Though often envisioned as an ideal vacation spot, home to thousands of sites, islands and beaches, Greece is not exempt from the list of countries affected by diseases, and it is necessary that travelers be aware of this.
- Coronary Heart Disease
According to WHO, Coronary Heart Disease (CHD) is one of the top diseases in Greece, responsible for 26.17% of the country’s total deaths. Statistically, CHD occurs in men between the ages of 50 to 79, and in women ages 70-79. Controllable factors include arterial hypertension, diabetes, dyslipidemia, obesity, smoking and lack of physical activity. Non-modifiable factors include gender, age and family history of premature CHD.
Falling second in the list of top diseases in Greece, mortality from heart disease and strokes has reached 35,000 deaths per year, which is high compared to other regions like Portugal or Spain. As a result, life expectancy for Greeks has fallen. Statistics showing 33% of adults smoking daily and 19.6% of the population being overweight or obese contribute to the issue.
In 2011, a total of 20 cases of malaria occurred among Greek residents in the Evrotas, Laconia district, caused by the parasite Plasmodium vivax. The following year, 17 additional locally acquired cases were reported. According to the Centers for Disease Control, it is recommended that travelers take an anti-malarial medication and follow insect protection measures to reduce the risk of mosquito bites.
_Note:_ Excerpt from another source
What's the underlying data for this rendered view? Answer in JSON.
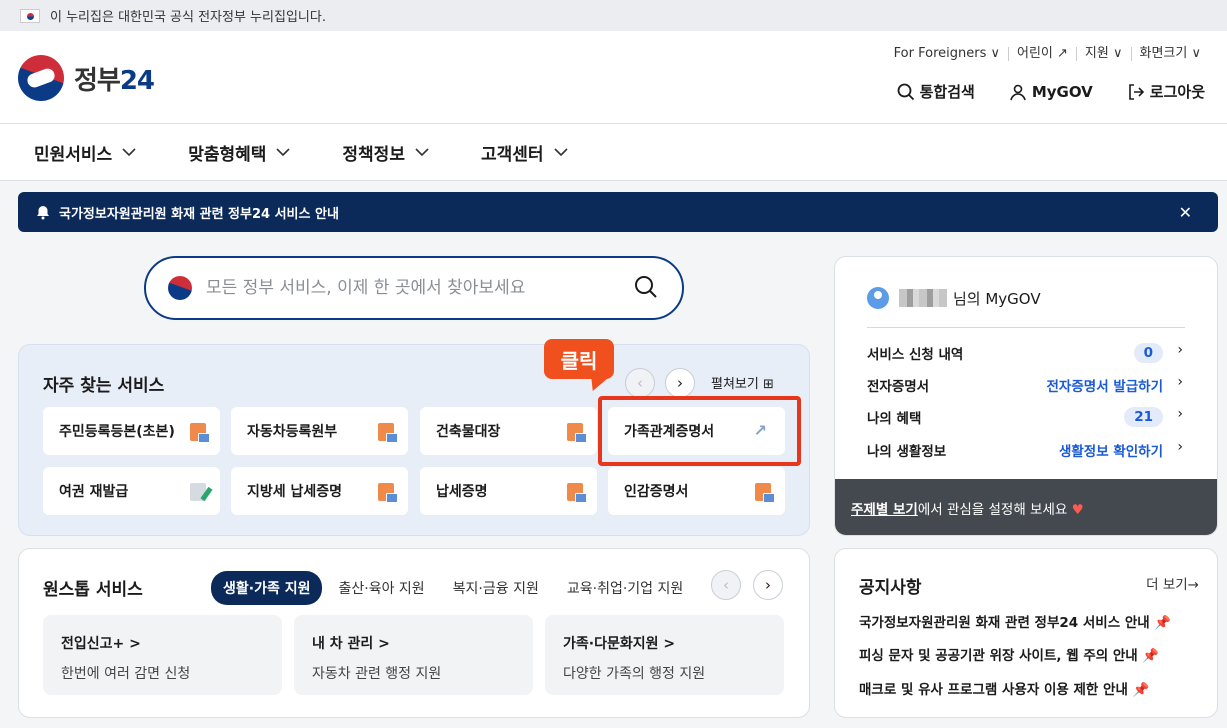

- Legionnaires’ disease
A total of 14 cases of Legionnaires’ disease were reported on the island of Corfu in 2011. Legionnaires’ disease is a bacterial infection that typically causes pneumonia but can also involve other organ systems. The disease is usually transmitted through contaminated water sources, such as air conditioners and showers. Common symptoms include fever, cough, chest pain, difficulty breathing, headache, muscle pains and diarrhea.
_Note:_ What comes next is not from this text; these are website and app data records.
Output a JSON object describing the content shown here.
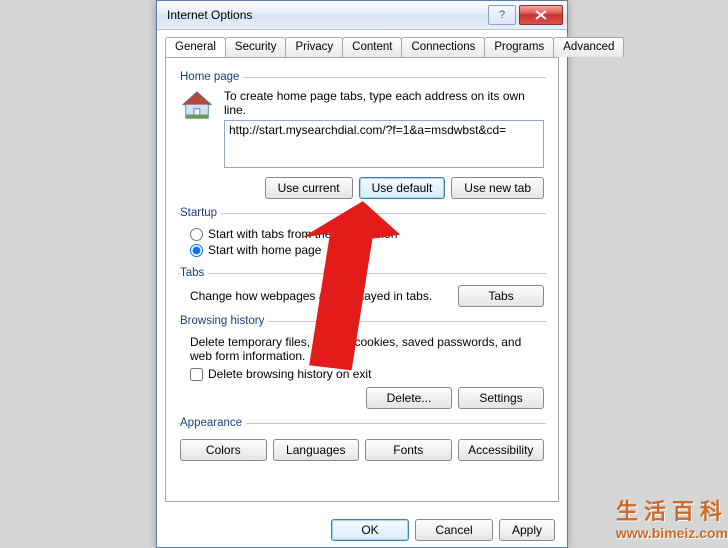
{
  "window": {
    "title": "Internet Options"
  },
  "tabs": [
    "General",
    "Security",
    "Privacy",
    "Content",
    "Connections",
    "Programs",
    "Advanced"
  ],
  "homepage": {
    "legend": "Home page",
    "instruction": "To create home page tabs, type each address on its own line.",
    "url": "http://start.mysearchdial.com/?f=1&a=msdwbst&cd=",
    "use_current": "Use current",
    "use_default": "Use default",
    "use_new_tab": "Use new tab"
  },
  "startup": {
    "legend": "Startup",
    "opt_last": "Start with tabs from the last session",
    "opt_home": "Start with home page"
  },
  "tabs_section": {
    "legend": "Tabs",
    "text": "Change how webpages are displayed in tabs.",
    "btn": "Tabs"
  },
  "history": {
    "legend": "Browsing history",
    "text": "Delete temporary files, history, cookies, saved passwords, and web form information.",
    "chk": "Delete browsing history on exit",
    "delete": "Delete...",
    "settings": "Settings"
  },
  "appearance": {
    "legend": "Appearance",
    "colors": "Colors",
    "languages": "Languages",
    "fonts": "Fonts",
    "accessibility": "Accessibility"
  },
  "dialog_buttons": {
    "ok": "OK",
    "cancel": "Cancel",
    "apply": "Apply"
  },
  "watermark": {
    "cn": "生活百科",
    "url": "www.bimeiz.com"
  }
}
- West Nile virus
An outbreak of West Nile virus infections surfaced in 2010, causing 262 confirmed cases and 35 deaths. West Nile virus is carried by Culex mosquitoes. Most infections are mild but can affect the central nervous system, leading to fever, headache, confusion, lethargy, coma and in most serious cases, death. Because there is no treatment for West Nile virus, prevention methods should be taken by keeping cover and applying insect repellents.
For both locals and visitors, such recent outbreaks emphasize the importance of taking safety precautions and preventing further transmission of top diseases in Greece. Since most of these illnesses cannot be cured, undergoing certain treatment methods or making lifestyle changes help with recovery.
– Mikaela Frigillana